Organisation - January 15, 2015

University gets new CAO

Rob Ramaker

Universities now have a new collective labour agreement. It was announced on 9 January that trade union members had voted to accept the agreement reached in December.

University staff salaries will increase by two percent in 2015, followed by one percent in 2016. And all employees (except for student assistants) will get a one-off payment of 350 euros on 1 June 2016. Representatives of both the Association of Universities (VSNU) and the unions say they are pleased with the result.  In addition to the pay increase, the negotiators also agreed to set a limit to the number of temporary and flexible contracts.

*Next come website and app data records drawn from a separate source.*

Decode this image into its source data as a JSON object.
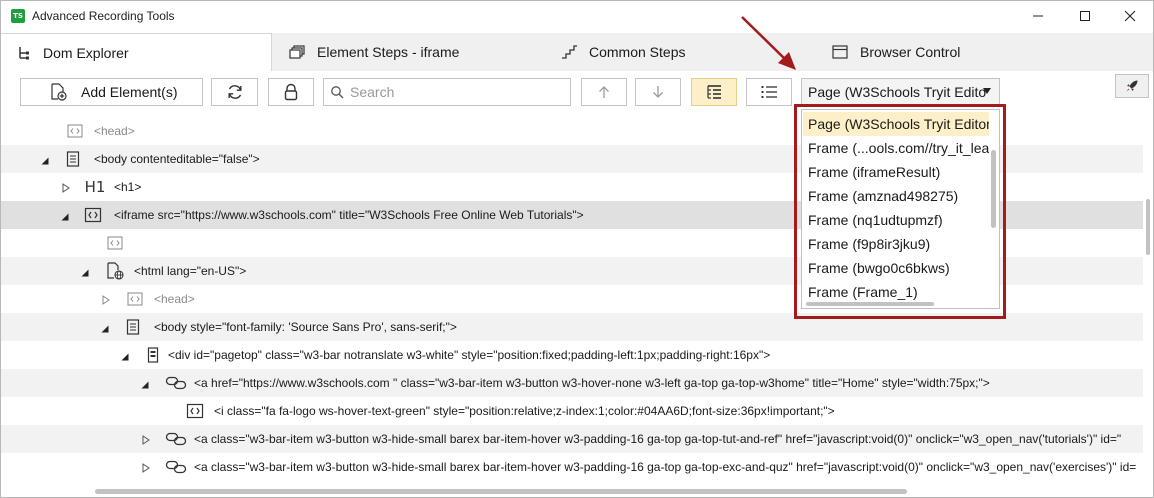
{
  "window": {
    "title": "Advanced Recording Tools",
    "logo_text": "TS"
  },
  "tabs": [
    {
      "label": "Dom Explorer"
    },
    {
      "label": "Element Steps - iframe"
    },
    {
      "label": "Common Steps"
    },
    {
      "label": "Browser Control"
    }
  ],
  "toolbar": {
    "add_element_label": "Add Element(s)",
    "search_placeholder": "Search",
    "page_select_value": "Page (W3Schools Tryit Edito"
  },
  "dropdown": {
    "options": [
      "Page (W3Schools Tryit Editor)",
      "Frame (...ools.com//try_it_leac",
      "Frame (iframeResult)",
      "Frame (amznad498275)",
      "Frame (nq1udtupmzf)",
      "Frame (f9p8ir3jku9)",
      "Frame (bwgo0c6bkws)",
      "Frame (Frame_1)"
    ],
    "highlighted_index": 0
  },
  "tree": {
    "rows": [
      {
        "text": "<head>"
      },
      {
        "text": "<body contenteditable=\"false\">"
      },
      {
        "text": "<h1>",
        "icon_text": "H1"
      },
      {
        "text": "<iframe src=\"https://www.w3schools.com\" title=\"W3Schools Free Online Web Tutorials\">"
      },
      {
        "text": ""
      },
      {
        "text": "<html lang=\"en-US\">"
      },
      {
        "text": "<head>"
      },
      {
        "text": "<body style=\"font-family: 'Source Sans Pro', sans-serif;\">"
      },
      {
        "text": "<div id=\"pagetop\" class=\"w3-bar notranslate w3-white\" style=\"position:fixed;padding-left:1px;padding-right:16px\">"
      },
      {
        "text": "<a href=\"https://www.w3schools.com \" class=\"w3-bar-item w3-button w3-hover-none w3-left ga-top ga-top-w3home\" title=\"Home\" style=\"width:75px;\">"
      },
      {
        "text": "<i class=\"fa fa-logo ws-hover-text-green\" style=\"position:relative;z-index:1;color:#04AA6D;font-size:36px!important;\">"
      },
      {
        "text": "<a class=\"w3-bar-item w3-button w3-hide-small barex bar-item-hover w3-padding-16 ga-top ga-top-tut-and-ref\" href=\"javascript:void(0)\" onclick=\"w3_open_nav('tutorials')\" id=\""
      },
      {
        "text": "<a class=\"w3-bar-item w3-button w3-hide-small barex bar-item-hover w3-padding-16 ga-top ga-top-exc-and-quz\" href=\"javascript:void(0)\" onclick=\"w3_open_nav('exercises')\" id="
      }
    ]
  },
  "colors": {
    "highlight_box": "#a31b1b",
    "toggled_bg": "#fdf0c9",
    "logo_green": "#1e9e3e"
  }
}
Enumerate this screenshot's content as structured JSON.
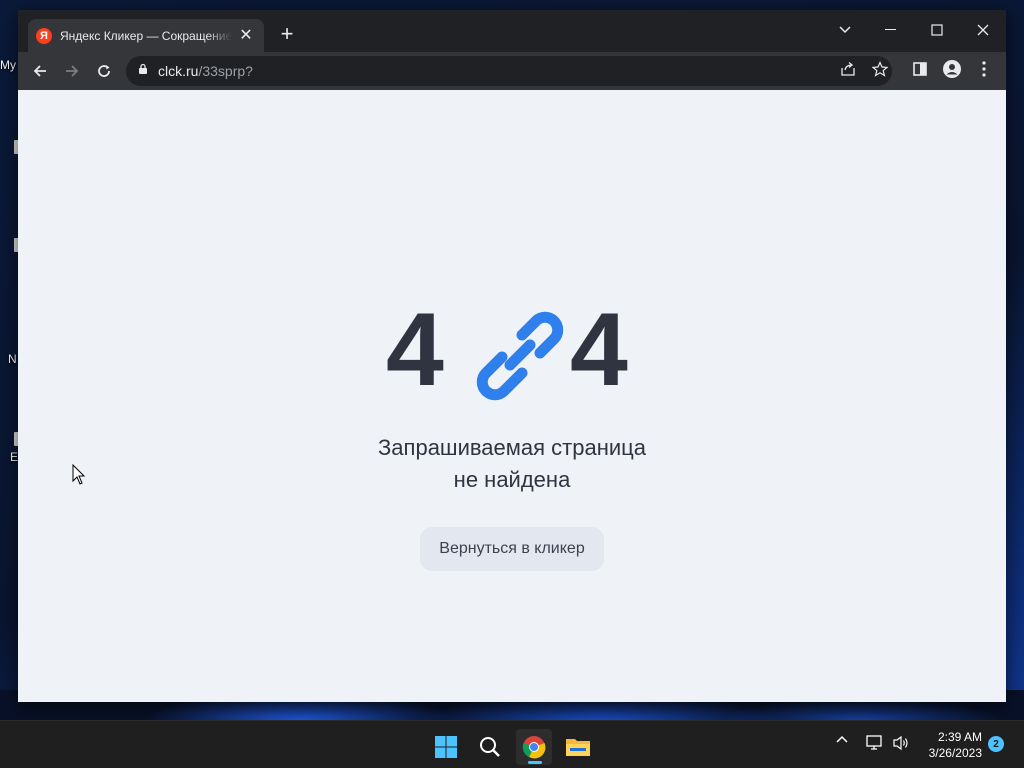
{
  "desktop": {
    "labels": [
      "My",
      "N",
      "E"
    ]
  },
  "browser": {
    "tab": {
      "favicon_letter": "Я",
      "title": "Яндекс Кликер — Сокращение"
    },
    "address_bar": {
      "host": "clck.ru",
      "path": "/33sprp?"
    }
  },
  "page": {
    "error_code_left": "4",
    "error_code_right": "4",
    "message_line1": "Запрашиваемая страница",
    "message_line2": "не найдена",
    "back_button_label": "Вернуться в кликер",
    "accent_color": "#2f80ed"
  },
  "taskbar": {
    "time": "2:39 AM",
    "date": "3/26/2023",
    "notification_count": "2"
  }
}
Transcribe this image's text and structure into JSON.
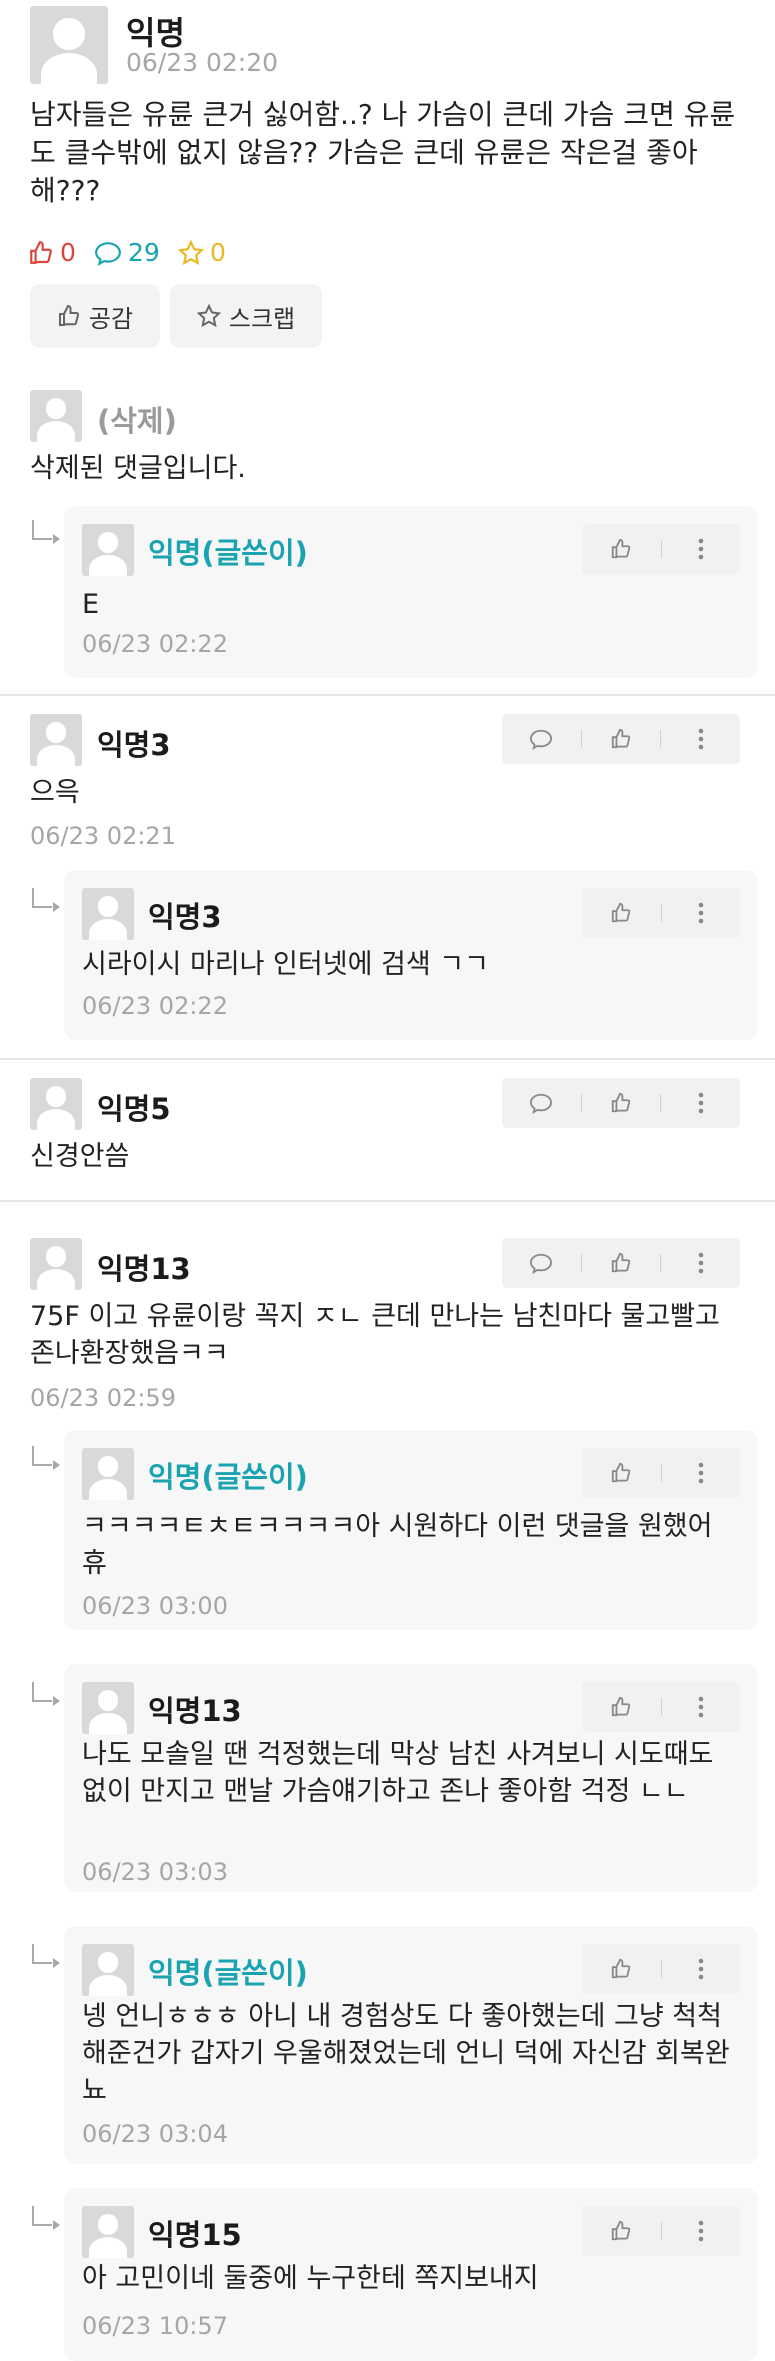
{
  "post": {
    "author": "익명",
    "date": "06/23 02:20",
    "body": "남자들은 유륜 큰거 싫어함..? 나 가슴이 큰데 가슴 크면 유륜도 클수밖에 없지 않음?? 가슴은 큰데 유륜은 작은걸 좋아해???",
    "likes": "0",
    "comments": "29",
    "scraps": "0",
    "like_button": "공감",
    "scrap_button": "스크랩"
  },
  "colors": {
    "like": "#d9453b",
    "comment": "#1aa3b0",
    "scrap": "#e8b923",
    "writer": "#1aa3b0"
  },
  "threads": [
    {
      "author": "(삭제)",
      "text": "삭제된 댓글입니다.",
      "replies": [
        {
          "author": "익명(글쓴이)",
          "text": "E",
          "date": "06/23 02:22"
        }
      ]
    },
    {
      "author": "익명3",
      "text": "으윽",
      "date": "06/23 02:21",
      "replies": [
        {
          "author": "익명3",
          "text": "시라이시 마리나 인터넷에 검색 ㄱㄱ",
          "date": "06/23 02:22"
        }
      ]
    },
    {
      "author": "익명5",
      "text": "신경안씀"
    },
    {
      "author": "익명13",
      "text": "75F 이고 유륜이랑 꼭지 ㅈㄴ 큰데 만나는 남친마다 물고빨고 존나환장했음ㅋㅋ",
      "date": "06/23 02:59",
      "replies": [
        {
          "author": "익명(글쓴이)",
          "text": "ㅋㅋㅋㅋㅌㅊㅌㅋㅋㅋㅋ아 시원하다 이런 댓글을 원했어 휴",
          "date": "06/23 03:00"
        },
        {
          "author": "익명13",
          "text": "나도 모솔일 땐 걱정했는데 막상 남친 사겨보니 시도때도없이 만지고 맨날 가슴얘기하고 존나 좋아함 걱정 ㄴㄴ",
          "date": "06/23 03:03"
        },
        {
          "author": "익명(글쓴이)",
          "text": "넹 언니ㅎㅎㅎ 아니 내 경험상도 다 좋아했는데 그냥 척척해준건가 갑자기 우울해졌었는데 언니 덕에 자신감 회복완뇨",
          "date": "06/23 03:04"
        },
        {
          "author": "익명15",
          "text": "아 고민이네 둘중에 누구한테 쪽지보내지",
          "date": "06/23 10:57"
        }
      ]
    }
  ]
}
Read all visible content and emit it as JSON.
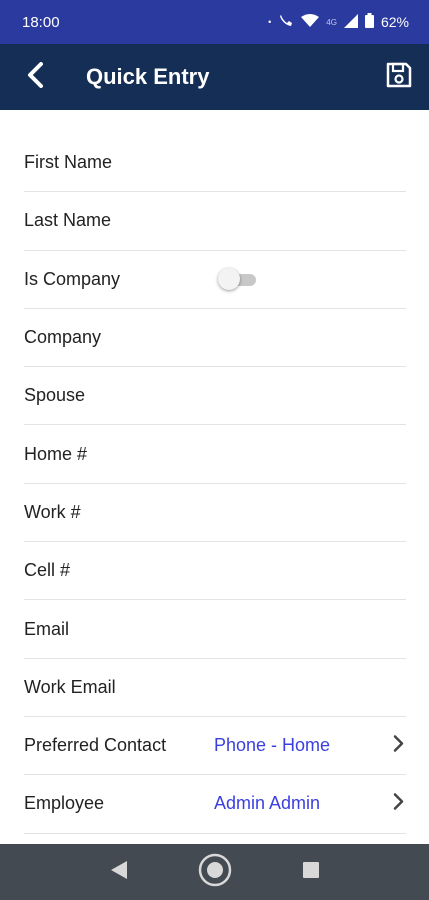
{
  "status_bar": {
    "time": "18:00",
    "dot": "•",
    "lte_label": "4G",
    "battery": "62%"
  },
  "app_bar": {
    "title": "Quick Entry",
    "back_icon": "chevron-left-icon",
    "save_icon": "save-icon"
  },
  "form": {
    "fields": [
      {
        "label": "First Name"
      },
      {
        "label": "Last Name"
      },
      {
        "label": "Is Company",
        "toggle_on": false
      },
      {
        "label": "Company"
      },
      {
        "label": "Spouse"
      },
      {
        "label": "Home #"
      },
      {
        "label": "Work #"
      },
      {
        "label": "Cell #"
      },
      {
        "label": "Email"
      },
      {
        "label": "Work Email"
      },
      {
        "label": "Preferred Contact",
        "value": "Phone - Home"
      },
      {
        "label": "Employee",
        "value": "Admin Admin"
      }
    ]
  },
  "nav_bar": {
    "back_icon": "nav-back-triangle-icon",
    "home_icon": "nav-home-circle-icon",
    "recents_icon": "nav-recents-square-icon"
  },
  "colors": {
    "status_bar_bg": "#2b3a9e",
    "app_bar_bg": "#152e55",
    "value_text": "#3b3fe0",
    "nav_bar_bg": "#444a52"
  }
}
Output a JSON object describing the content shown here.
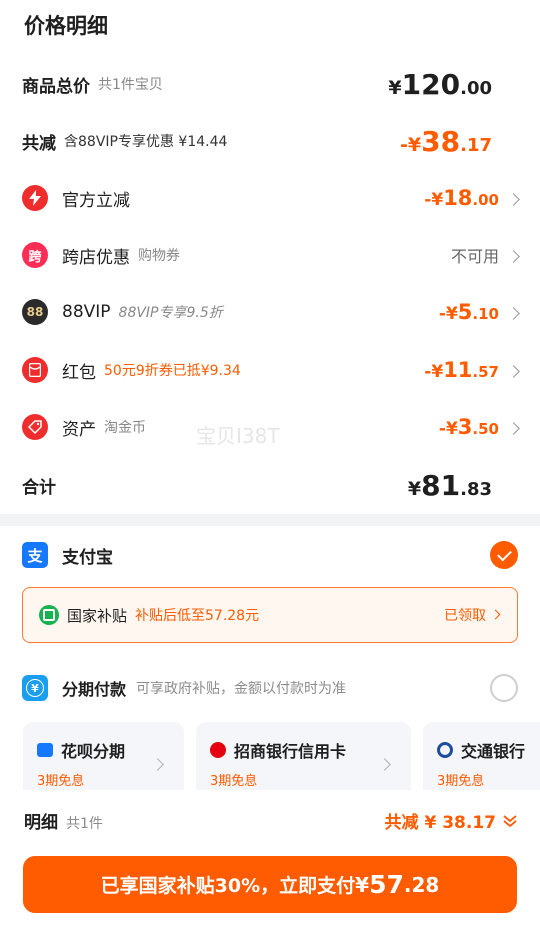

The basic principle is that ‘jobs and employment contracts will be permanent if the work is structural and the candidate suitable.’  Only one specific target is mentioned in the agreement: the aim is to reduce the share of temporary contracts shorter than four years for professors, assistant and associate professors and lecturers to less than 22 percent. Statistics from February 2014 show that Wageningen University largely meets that target already. The exception is staff who have recently become assistant professors (scale UD2), where about 62 percent are on temporary contracts.  

Not just for show

It varies from university to university how much they have to do to meet these goals, says Association of Universities spokesperson Bab- ak Mohammadzadeh. ‘But all universities will have to make some changes. This agreement is not just for show.’ The trade unions see the result mainly as a first step. ‘We think this is a good start to curbing the increasing use of flexible contracts in universities,’ says Jan Boersma, negotiator on behalf of the Abvakabo union. There is no prospect of more permanent contracts for PhD candidates and postdocs, who form the majority of flexible employees. But they will be entitled to ‘time and training’. In addition, univer- sities will ‘actively help PhD candidates find jobs’.  DLO staff at Wageningen UR have their own collective labour agreement. The negotiations for that agreement broke down last month and the unions are now considering industrial action.

Image: Henk van Ruitenbeek